Doepke, Matthias and Fabrizio Zilibotti (2005): The Macroeconomics of Child Labor Regulation
, American Economic Review
, Vol. 95, No. 5, December.
Hassler, John, Kjetil Storesletten and Fabrizio Zilibotti (2006): Democratic Public Good Provision
, Journal of Economic Theory
Hassler, John, Per Krusell, Kjetil Storesletten and Fabrizio Zilibotti (2005a): The Dynamics of Government, Journal of Monetary Economics
, Vol. 52, No. 7, October.
Hassler, John, Per Krusell, Kjetil Storesletten and Fabrizio Zilibotti (2005b): On the Optimal Timing of Capital Taxes, Mimeo, IIES, Oslo and Princeton.
Krusell, Per and José-Víctor Ríos-Rull (1999): On the Size of U.S. Government: Political Economy in the Neoclassical Growth Model
, American Economic Review
, Vol. 89, No. 5, December.
Hassler, John, José Vicente Rodriguez-Mora, Kjetil Storesletten and Fabrizio Zilibotti (2005): A Positive Theory of Geographic Mobility and Social Insurance
, International Economic Review
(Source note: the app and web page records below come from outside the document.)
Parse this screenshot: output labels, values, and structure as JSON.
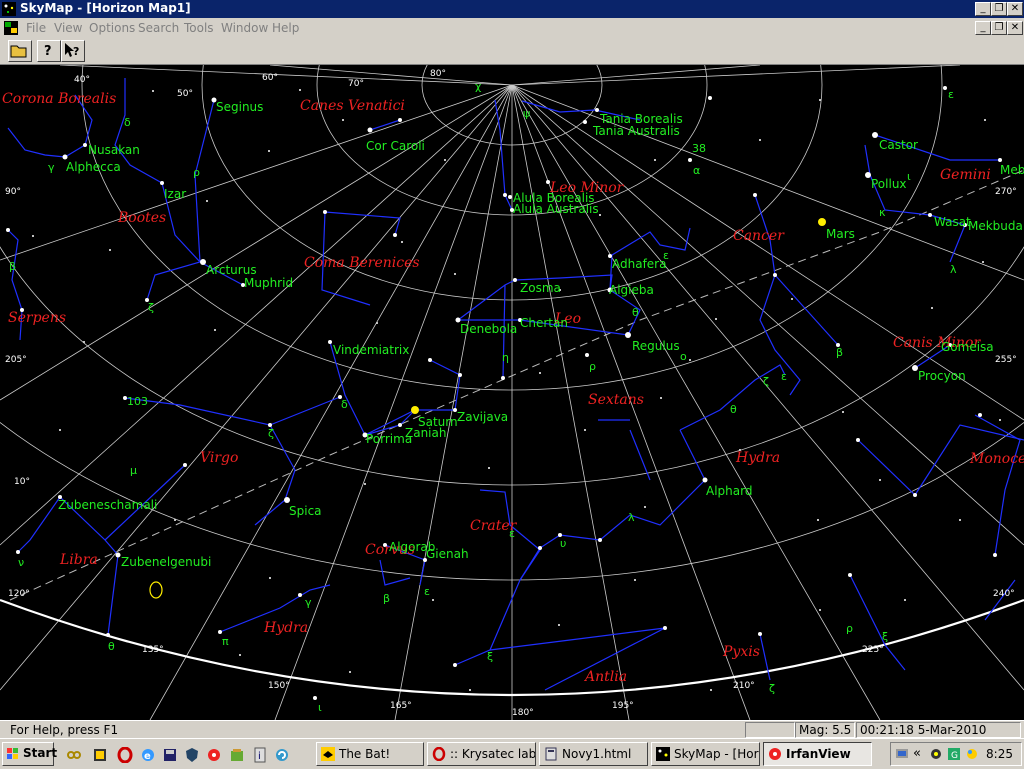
{
  "window": {
    "title": "SkyMap - [Horizon Map1]",
    "min_glyph": "_",
    "restore_glyph": "❐",
    "close_glyph": "✕"
  },
  "menu": {
    "items": [
      "File",
      "View",
      "Options",
      "Search",
      "Tools",
      "Window",
      "Help"
    ]
  },
  "toolbar": {
    "buttons": [
      {
        "name": "open-folder-icon"
      },
      {
        "name": "help-icon",
        "glyph": "?"
      },
      {
        "name": "context-help-icon",
        "glyph": "?"
      }
    ]
  },
  "map": {
    "gridlabels": [
      "40°",
      "50°",
      "60°",
      "70°",
      "80°",
      "90°",
      "205°",
      "10°",
      "120°",
      "135°",
      "150°",
      "165°",
      "180°",
      "195°",
      "210°",
      "225°",
      "240°",
      "255°",
      "270°"
    ],
    "constellations": [
      "Corona Borealis",
      "Canes Venatici",
      "Bootes",
      "Coma Berenices",
      "Serpens",
      "Leo Minor",
      "Cancer",
      "Gemini",
      "Leo",
      "Canis Minor",
      "Sextans",
      "Virgo",
      "Hydra",
      "Monoceros",
      "Crater",
      "Corvus",
      "Libra",
      "Hydra",
      "Antlia",
      "Pyxis"
    ],
    "stars": [
      "Seginus",
      "Nusakan",
      "Alphecca",
      "Izar",
      "Cor Caroli",
      "Arcturus",
      "Muphrid",
      "Tania Borealis",
      "Tania Australis",
      "Alula Borealis",
      "Alula Australis",
      "Castor",
      "Pollux",
      "Wasat",
      "Mekbuda",
      "Meb",
      "Adhafera",
      "Zosma",
      "Algieba",
      "Denebola",
      "Chertan",
      "Regulus",
      "Vindemiatrix",
      "Gomeisa",
      "Procyon",
      "Zavijava",
      "Porrima",
      "Zaniah",
      "Alphard",
      "Spica",
      "Zubeneschamali",
      "Zubenelgenubi",
      "Algorab",
      "Gienah"
    ],
    "planets": [
      "Mars",
      "Saturn"
    ],
    "greek": [
      "χ",
      "ψ",
      "δ",
      "γ",
      "ρ",
      "β",
      "ζ",
      "38",
      "α",
      "ε",
      "ι",
      "κ",
      "λ",
      "θ",
      "υ",
      "ε",
      "ζ",
      "ε",
      "ρ",
      "θ",
      "β",
      "ο",
      "103",
      "δ",
      "ζ",
      "μ",
      "ν",
      "ε",
      "β",
      "γ",
      "λ",
      "θ",
      "π",
      "ξ",
      "ρ",
      "ξ",
      "ζ",
      "ε",
      "ι",
      "η"
    ]
  },
  "status": {
    "help": "For Help, press F1",
    "panel1": "",
    "mag": "Mag: 5.5",
    "datetime": "00:21:18 5-Mar-2010"
  },
  "taskbar": {
    "start": "Start",
    "tasks": [
      "The Bat!",
      ":: Krysatec labs...",
      "Novy1.html",
      "SkyMap - [Hori...",
      "IrfanView"
    ],
    "clock": "8:25",
    "tray_chevron": "«"
  },
  "colors": {
    "titlebar": "#0a246a",
    "chrome": "#d4d0c8",
    "star_label": "#22ee22",
    "constellation_label": "#ee2222",
    "constellation_line": "#2030ff",
    "grid": "#cccccc"
  }
}
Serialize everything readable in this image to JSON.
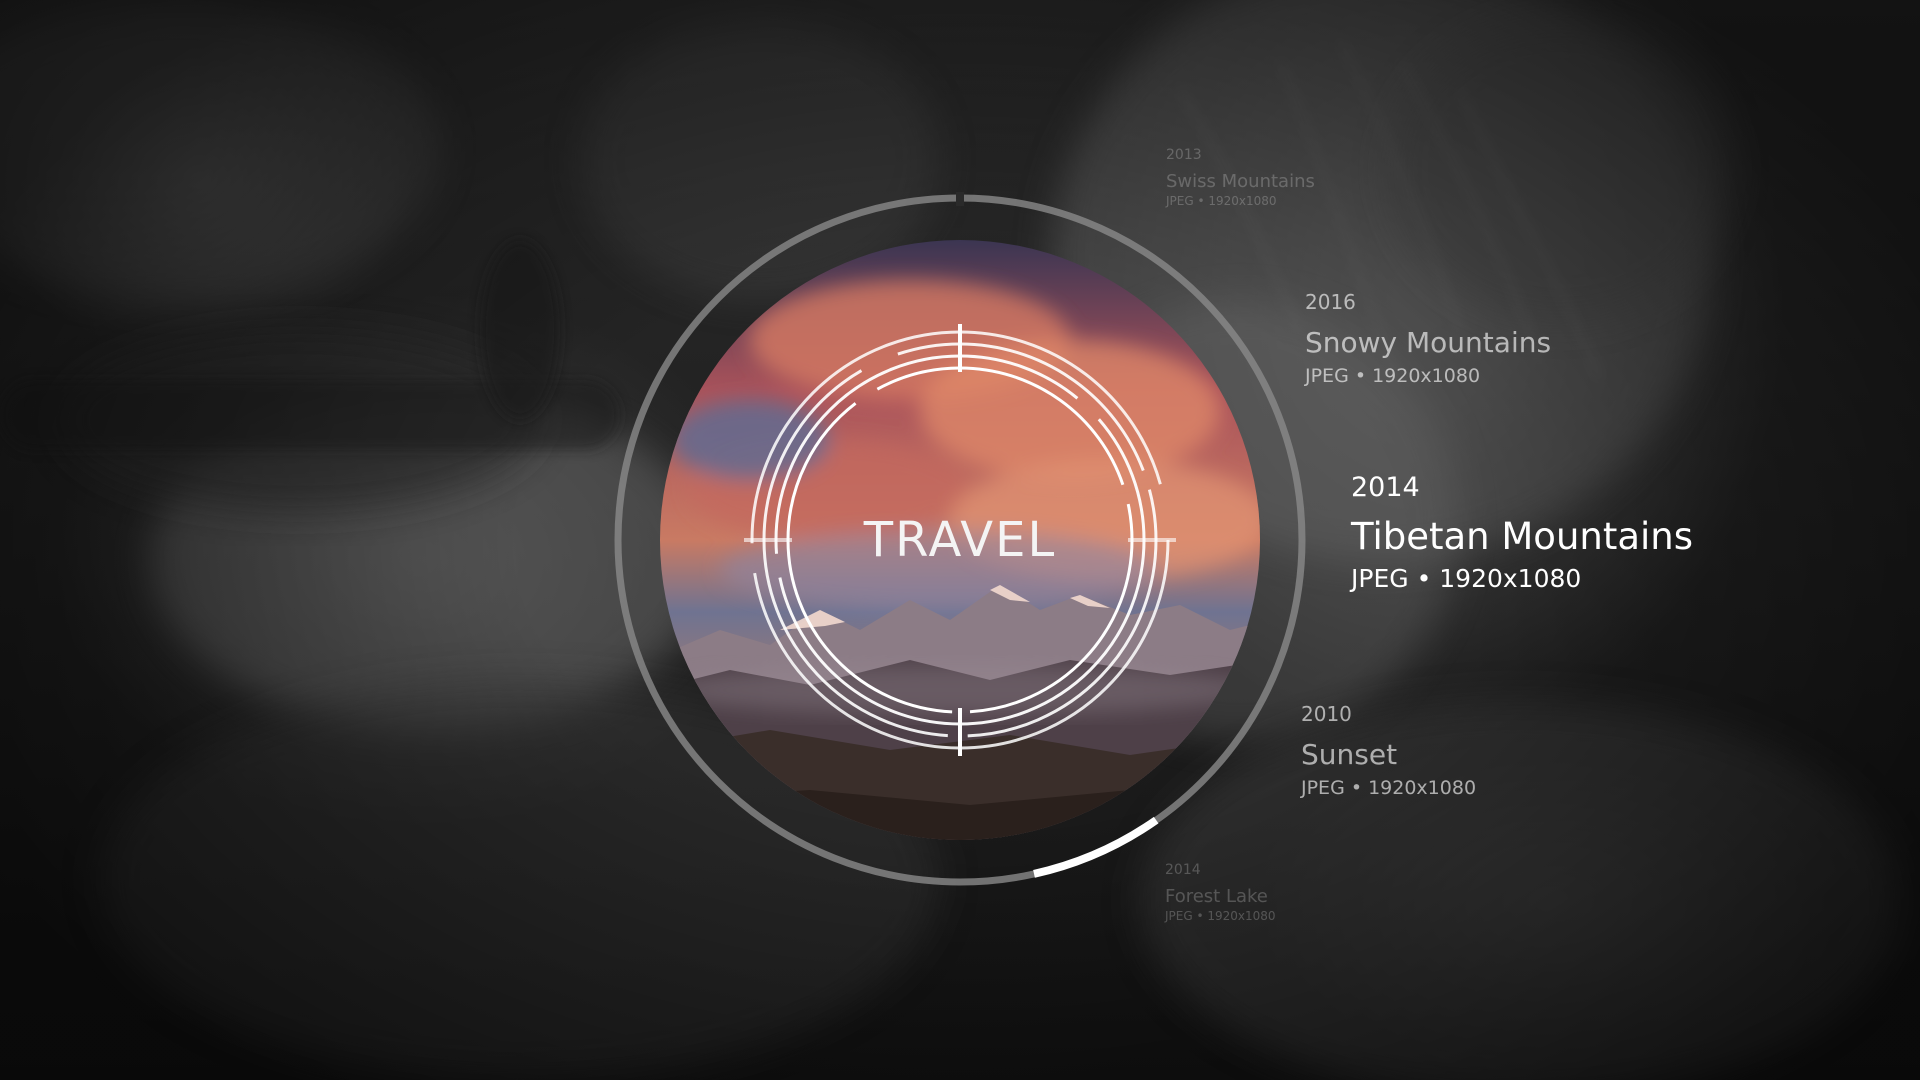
{
  "category": {
    "label": "TRAVEL"
  },
  "selection": {
    "index": 2,
    "progress": 0.125
  },
  "gallery": {
    "items": [
      {
        "year": "2013",
        "name": "Swiss Mountains",
        "meta": "JPEG • 1920x1080"
      },
      {
        "year": "2016",
        "name": "Snowy Mountains",
        "meta": "JPEG • 1920x1080"
      },
      {
        "year": "2014",
        "name": "Tibetan Mountains",
        "meta": "JPEG • 1920x1080"
      },
      {
        "year": "2010",
        "name": "Sunset",
        "meta": "JPEG • 1920x1080"
      },
      {
        "year": "2014",
        "name": "Forest Lake",
        "meta": "JPEG • 1920x1080"
      }
    ]
  },
  "colors": {
    "accent": "#ffffff",
    "ring": "#8a8a8a",
    "sky_top": "#3a3f5a",
    "sky_glow": "#d9775a"
  },
  "icons": {
    "background": "blurred-portrait-photo",
    "preview": "mountain-sunset-photo"
  }
}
, Vo. 46, No. 1, March.
Hassler, John, José Vicente Rodriguez-Mora, Kjetil Storesletten and Fabrizio Zilibotti (2003): The Survival of the Welfare State
, American Economic Review
, Vol. 93, No. 1, March.
Lindbeck, Assar and Jürgen W. Weibull (1987): Balanced-budget redistribution as political equilibrium, Public Choice
Vol. 52, No. 3.
Marimon, Ramon and Fabrizio Zilibotti (1999): Unemployment vs. Mismatch of Talents: Reconsidering Unemployment Benefits
, Economic Journal
, Vol. 109, No. 455, April.
Song, Zheng, Kjetil Storesletten and Fabrizio Zilibotti (2005): Private Affluence and Public Poverty, Mimeo in progress, IIES, Fudan and Oslo.